··· Input data ···
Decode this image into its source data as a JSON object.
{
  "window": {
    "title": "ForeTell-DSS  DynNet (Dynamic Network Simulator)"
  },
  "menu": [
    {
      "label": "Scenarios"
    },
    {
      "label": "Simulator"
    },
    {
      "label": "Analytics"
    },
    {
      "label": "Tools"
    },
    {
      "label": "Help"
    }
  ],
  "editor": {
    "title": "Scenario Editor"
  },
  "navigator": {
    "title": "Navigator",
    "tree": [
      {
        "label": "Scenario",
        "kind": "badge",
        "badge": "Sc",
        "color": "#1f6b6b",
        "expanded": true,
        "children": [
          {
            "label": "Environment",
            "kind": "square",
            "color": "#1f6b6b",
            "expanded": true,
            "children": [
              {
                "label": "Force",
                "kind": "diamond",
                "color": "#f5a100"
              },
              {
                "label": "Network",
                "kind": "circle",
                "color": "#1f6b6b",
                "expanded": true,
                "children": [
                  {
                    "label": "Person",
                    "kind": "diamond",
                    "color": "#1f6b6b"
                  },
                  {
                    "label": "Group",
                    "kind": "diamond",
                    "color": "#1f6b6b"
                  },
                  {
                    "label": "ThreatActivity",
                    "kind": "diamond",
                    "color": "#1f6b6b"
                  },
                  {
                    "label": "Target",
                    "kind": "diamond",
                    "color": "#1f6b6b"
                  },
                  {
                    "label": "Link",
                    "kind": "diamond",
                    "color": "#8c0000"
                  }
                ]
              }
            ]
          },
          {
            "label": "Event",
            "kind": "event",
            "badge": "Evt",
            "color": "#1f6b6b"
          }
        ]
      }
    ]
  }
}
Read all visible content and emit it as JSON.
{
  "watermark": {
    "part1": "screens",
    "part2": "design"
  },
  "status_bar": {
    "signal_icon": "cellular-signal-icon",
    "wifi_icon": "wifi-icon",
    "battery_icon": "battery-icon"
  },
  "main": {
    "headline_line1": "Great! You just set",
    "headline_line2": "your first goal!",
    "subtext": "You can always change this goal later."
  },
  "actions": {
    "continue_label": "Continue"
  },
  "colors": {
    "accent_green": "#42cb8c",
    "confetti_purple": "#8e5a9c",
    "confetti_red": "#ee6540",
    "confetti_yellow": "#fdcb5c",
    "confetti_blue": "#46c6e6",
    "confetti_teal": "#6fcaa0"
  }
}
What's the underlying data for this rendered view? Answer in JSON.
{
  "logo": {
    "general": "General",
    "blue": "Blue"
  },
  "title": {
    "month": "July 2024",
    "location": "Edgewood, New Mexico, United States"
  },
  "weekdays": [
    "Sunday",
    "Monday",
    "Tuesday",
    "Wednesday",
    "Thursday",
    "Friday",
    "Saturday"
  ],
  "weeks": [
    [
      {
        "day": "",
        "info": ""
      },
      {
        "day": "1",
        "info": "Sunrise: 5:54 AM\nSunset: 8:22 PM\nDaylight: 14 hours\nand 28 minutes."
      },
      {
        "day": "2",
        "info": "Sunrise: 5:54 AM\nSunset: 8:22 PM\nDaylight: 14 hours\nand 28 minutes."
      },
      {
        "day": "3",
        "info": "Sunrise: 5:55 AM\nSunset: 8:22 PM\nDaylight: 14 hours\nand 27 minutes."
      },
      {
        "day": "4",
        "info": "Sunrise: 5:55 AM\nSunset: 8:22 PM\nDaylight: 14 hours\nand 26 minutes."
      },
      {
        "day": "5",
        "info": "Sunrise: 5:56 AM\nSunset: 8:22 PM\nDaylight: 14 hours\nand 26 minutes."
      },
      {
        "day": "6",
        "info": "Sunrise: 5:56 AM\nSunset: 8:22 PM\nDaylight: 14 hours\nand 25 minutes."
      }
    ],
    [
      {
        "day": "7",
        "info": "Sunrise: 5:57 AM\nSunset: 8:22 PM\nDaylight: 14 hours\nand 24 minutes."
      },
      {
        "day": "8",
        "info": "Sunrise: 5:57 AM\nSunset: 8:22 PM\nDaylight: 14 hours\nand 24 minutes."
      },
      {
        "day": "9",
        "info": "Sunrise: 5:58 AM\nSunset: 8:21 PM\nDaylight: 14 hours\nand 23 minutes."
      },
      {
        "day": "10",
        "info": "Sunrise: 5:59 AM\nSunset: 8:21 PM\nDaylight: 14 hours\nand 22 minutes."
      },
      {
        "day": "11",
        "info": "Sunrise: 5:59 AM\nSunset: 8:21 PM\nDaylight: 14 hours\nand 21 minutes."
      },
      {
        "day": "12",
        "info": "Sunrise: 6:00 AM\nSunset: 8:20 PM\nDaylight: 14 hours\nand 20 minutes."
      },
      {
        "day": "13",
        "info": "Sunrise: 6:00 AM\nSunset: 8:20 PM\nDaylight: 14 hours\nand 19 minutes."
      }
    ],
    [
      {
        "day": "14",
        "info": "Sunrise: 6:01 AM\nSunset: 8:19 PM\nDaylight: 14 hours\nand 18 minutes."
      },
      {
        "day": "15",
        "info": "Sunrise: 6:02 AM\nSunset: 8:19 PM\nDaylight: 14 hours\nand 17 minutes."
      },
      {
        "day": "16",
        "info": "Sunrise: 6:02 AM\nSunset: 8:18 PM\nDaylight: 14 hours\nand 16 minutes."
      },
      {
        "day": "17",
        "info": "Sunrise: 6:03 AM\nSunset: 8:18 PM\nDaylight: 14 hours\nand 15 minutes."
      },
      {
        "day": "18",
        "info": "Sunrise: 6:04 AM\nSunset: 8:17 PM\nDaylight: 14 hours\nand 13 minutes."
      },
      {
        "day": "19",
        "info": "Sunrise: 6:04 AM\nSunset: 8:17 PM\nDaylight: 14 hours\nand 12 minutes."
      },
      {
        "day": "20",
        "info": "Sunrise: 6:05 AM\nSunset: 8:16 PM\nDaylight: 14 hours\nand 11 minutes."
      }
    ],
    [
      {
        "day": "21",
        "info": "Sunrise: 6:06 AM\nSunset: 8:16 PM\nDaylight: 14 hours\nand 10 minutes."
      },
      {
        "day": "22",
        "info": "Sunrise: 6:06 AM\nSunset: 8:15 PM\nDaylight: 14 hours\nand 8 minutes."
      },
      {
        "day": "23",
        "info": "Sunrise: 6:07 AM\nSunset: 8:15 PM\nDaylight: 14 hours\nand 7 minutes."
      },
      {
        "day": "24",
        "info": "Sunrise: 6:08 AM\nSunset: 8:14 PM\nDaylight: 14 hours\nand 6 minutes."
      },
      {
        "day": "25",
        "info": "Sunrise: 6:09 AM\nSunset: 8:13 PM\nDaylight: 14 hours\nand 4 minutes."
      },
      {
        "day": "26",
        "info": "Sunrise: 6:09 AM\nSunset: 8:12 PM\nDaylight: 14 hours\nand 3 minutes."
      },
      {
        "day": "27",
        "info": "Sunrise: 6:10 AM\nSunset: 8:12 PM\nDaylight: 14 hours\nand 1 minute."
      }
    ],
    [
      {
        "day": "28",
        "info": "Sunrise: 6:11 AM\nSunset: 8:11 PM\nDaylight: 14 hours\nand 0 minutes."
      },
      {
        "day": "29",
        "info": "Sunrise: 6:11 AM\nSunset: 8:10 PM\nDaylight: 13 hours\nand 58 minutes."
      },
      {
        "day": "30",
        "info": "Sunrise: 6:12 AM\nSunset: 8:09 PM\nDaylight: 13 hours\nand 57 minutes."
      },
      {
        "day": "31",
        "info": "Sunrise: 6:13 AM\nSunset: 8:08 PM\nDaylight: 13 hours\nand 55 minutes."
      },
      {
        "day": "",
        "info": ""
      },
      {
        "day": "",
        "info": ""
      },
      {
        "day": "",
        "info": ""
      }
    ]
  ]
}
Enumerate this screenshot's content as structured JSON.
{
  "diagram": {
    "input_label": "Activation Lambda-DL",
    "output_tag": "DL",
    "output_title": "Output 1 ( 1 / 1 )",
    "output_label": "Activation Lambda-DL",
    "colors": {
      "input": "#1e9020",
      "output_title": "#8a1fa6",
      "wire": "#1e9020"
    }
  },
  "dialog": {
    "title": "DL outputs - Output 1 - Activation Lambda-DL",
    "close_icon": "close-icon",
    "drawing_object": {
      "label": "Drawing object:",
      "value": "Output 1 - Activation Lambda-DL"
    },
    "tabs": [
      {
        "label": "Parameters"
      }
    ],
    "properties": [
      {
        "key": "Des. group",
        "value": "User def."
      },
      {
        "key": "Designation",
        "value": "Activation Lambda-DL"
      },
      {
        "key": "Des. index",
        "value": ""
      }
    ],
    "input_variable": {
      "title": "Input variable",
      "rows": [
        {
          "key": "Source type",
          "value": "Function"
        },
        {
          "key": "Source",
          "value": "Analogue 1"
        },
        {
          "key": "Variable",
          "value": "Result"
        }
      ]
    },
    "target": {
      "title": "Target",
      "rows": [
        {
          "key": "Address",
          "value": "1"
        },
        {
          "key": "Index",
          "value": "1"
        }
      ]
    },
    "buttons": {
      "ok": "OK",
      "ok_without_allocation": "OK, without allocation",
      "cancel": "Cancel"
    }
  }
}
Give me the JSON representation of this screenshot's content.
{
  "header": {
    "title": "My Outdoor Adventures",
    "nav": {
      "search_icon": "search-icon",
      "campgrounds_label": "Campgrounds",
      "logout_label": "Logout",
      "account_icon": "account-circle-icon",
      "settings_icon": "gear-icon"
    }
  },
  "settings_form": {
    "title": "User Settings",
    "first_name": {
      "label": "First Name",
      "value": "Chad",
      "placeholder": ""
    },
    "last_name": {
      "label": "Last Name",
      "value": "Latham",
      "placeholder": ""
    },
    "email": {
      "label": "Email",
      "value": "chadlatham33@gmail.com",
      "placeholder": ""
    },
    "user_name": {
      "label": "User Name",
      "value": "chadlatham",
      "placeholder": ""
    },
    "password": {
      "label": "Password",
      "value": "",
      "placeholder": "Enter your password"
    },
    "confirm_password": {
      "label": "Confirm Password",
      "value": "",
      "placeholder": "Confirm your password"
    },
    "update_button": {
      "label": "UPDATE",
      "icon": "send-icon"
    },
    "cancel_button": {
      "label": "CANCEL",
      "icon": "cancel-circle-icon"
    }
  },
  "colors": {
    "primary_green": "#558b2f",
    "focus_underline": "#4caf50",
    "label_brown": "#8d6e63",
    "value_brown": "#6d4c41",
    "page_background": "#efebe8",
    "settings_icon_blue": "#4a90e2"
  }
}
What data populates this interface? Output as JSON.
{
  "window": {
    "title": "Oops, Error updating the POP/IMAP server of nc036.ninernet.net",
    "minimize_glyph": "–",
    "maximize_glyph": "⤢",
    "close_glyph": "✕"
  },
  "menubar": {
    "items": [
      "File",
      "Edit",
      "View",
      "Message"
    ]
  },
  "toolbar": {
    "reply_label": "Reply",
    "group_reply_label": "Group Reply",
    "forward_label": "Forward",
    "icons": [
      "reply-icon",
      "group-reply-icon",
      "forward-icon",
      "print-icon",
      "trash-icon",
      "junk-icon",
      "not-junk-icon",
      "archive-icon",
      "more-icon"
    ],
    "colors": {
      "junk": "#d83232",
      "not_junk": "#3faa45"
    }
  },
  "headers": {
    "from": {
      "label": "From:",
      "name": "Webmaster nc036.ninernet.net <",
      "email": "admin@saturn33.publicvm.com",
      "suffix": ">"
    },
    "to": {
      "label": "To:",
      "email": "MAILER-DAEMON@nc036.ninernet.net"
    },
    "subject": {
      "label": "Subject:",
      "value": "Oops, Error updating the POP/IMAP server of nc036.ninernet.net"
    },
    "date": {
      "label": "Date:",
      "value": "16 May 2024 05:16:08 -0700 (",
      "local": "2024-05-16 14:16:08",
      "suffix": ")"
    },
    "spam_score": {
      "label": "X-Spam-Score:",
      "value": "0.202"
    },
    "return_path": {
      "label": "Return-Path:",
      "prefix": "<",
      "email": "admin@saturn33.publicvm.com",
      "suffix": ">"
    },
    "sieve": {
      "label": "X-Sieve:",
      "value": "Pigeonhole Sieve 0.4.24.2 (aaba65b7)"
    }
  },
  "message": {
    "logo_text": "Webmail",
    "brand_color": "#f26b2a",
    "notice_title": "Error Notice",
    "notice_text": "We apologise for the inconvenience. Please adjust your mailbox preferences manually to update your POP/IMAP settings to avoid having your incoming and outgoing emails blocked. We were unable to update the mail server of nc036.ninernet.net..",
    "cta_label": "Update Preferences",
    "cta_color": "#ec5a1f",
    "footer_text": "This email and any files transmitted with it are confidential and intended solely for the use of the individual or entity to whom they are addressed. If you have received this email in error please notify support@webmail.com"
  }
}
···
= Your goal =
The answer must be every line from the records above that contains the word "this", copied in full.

= Result =
Decode this image into its source data as a JSON object.
    "subtext": "You can always change this goal later."
What's the underlying data for this rendered view? Answer in JSON.
Enumerate this screenshot's content as structured JSON.
Give me the JSON representation of this screenshot's content.
What data populates this interface? Output as JSON.
    "footer_text": "This email and any files transmitted with it are confidential and intended solely for the use of the individual or entity to whom they are addressed. If you have received this email in error please notify support@webmail.com"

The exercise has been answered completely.